Share this post


Link to post
Share on other sites

I second Denice's suggestion.  I have mixed batches of clay in barrels (mine were 55 gal, though 30 gal. would work too), using a sump pump for a mixer (run the output hose back into the barrel while mixing, then run it into 5 gal. buckets when finished). 

 

For dewatering, I let it settle in the buckets for a couple of days, siphoned off the clear water.  When it was a pourable thick slip, I set up a 3"-deep frame on a layer of old bricks (commons, absorbent) laid a cloth over the frame (twill or denim work nicely), mixed the slip up and poured it into the cloth, folded the cloth over the top of the slip, and for even drying, a layer of bricks can be placed on top.  There is a description of this process in Harry Davis, The Potter's Alternative, p. 113.

 

As long as you don't let the slip settle before you divide it into buckets, each bucket's batch will have the same composition.  Then each batch needs to be wedged as a unit, because there will be some settling in the drying pan.

 

Barb

Share this post


Link to post
Share on other sites

Years ago I also used 55 gal barrels, I thought this size would be easier to use and it was, I really don't make that much clay anymore.  Flinthill clay is made about and hour's drive from my house so it's pretty cheap, I buy it from a local distributor.  If I can't order a specialty clay, I'll make it.   Denice

Share this post


Link to post
Share on other sites

+1 for mixing it as slip and drying it yourself. One of those big round beer tubs holds a 200 lb batch with room for mixing and has the benefit of being round. (You can mix more evenly in a round container than in a rectangular Rubbermaid.) De-watering in pillowcases does work quite nicely, and has surprisingly little seepage.

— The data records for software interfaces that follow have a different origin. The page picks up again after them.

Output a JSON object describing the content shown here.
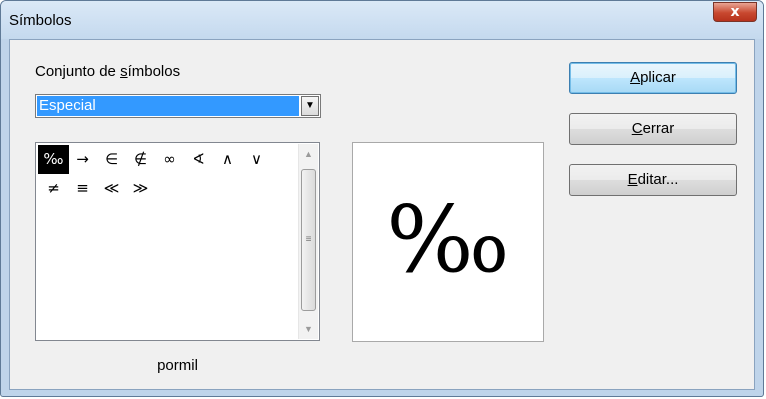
{
  "window": {
    "title": "Símbolos",
    "close_glyph": "x"
  },
  "symbol_set": {
    "label_pre": "Conjunto de ",
    "label_mnemonic": "s",
    "label_post": "ímbolos",
    "selected": "Especial",
    "arrow": "▼"
  },
  "symbols": [
    "‰",
    "→",
    "∈",
    "∉",
    "∞",
    "∢",
    "∧",
    "∨",
    "≠",
    "≡",
    "≪",
    "≫"
  ],
  "selected_index": 0,
  "scrollbar": {
    "up": "▲",
    "down": "▼",
    "grip": "≡"
  },
  "symbol_name": "pormil",
  "preview_symbol": "‰",
  "buttons": {
    "apply": {
      "mnemonic": "A",
      "rest": "plicar"
    },
    "close": {
      "mnemonic": "C",
      "rest": "errar"
    },
    "edit": {
      "mnemonic": "E",
      "rest": "ditar..."
    }
  }
}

Share this post


Link to post
Share on other sites

Where do you buy a larger beer tubs, I looked at several stores before I bought the Rubbermaid container all of the round tubs were much smaller.  The Rubbermaid had fairly rounded corners but a large beer tub would probably been better.  Beer tubs aren't very common around here, it gets so hot here drinks are usually kept in coolers.   Denice

Share this post


Link to post
Share on other sites

I got mine at Canadian Tire, which does you no good. But even a 20 or 30 gallon Brute plastic garbage can would work.

 

The "beer" tubs with the rope handles I have seen being used for kids toys, and about a million other handy uses. Usually they get cross-merchandised in the big box stores in the garden and storage areas, and sometimes in with the garbage cans. I think they may be a summer/seasonal item.

Share this post


Link to post
Share on other sites

ive been slurry mixing clay for a while now..... i own pugger/mixer  and stll slurry mix clay...

there are more notes in thread mixing clay 101

 

300# 6 boxes is a small batch

 

id offer u use of my mixer pugger but u are too far away

Share this post


Link to post
Share on other sites

Create an account or sign in to comment

You need to be a member in order to leave a comment

Create an account

Sign up for a new account in our community. It's easy!

Register a new account

Sign in

Already have an account? Sign in here.

Sign In Now
Sign in to follow this  

×

Important Information

By using this site, you agree to our Terms of Use.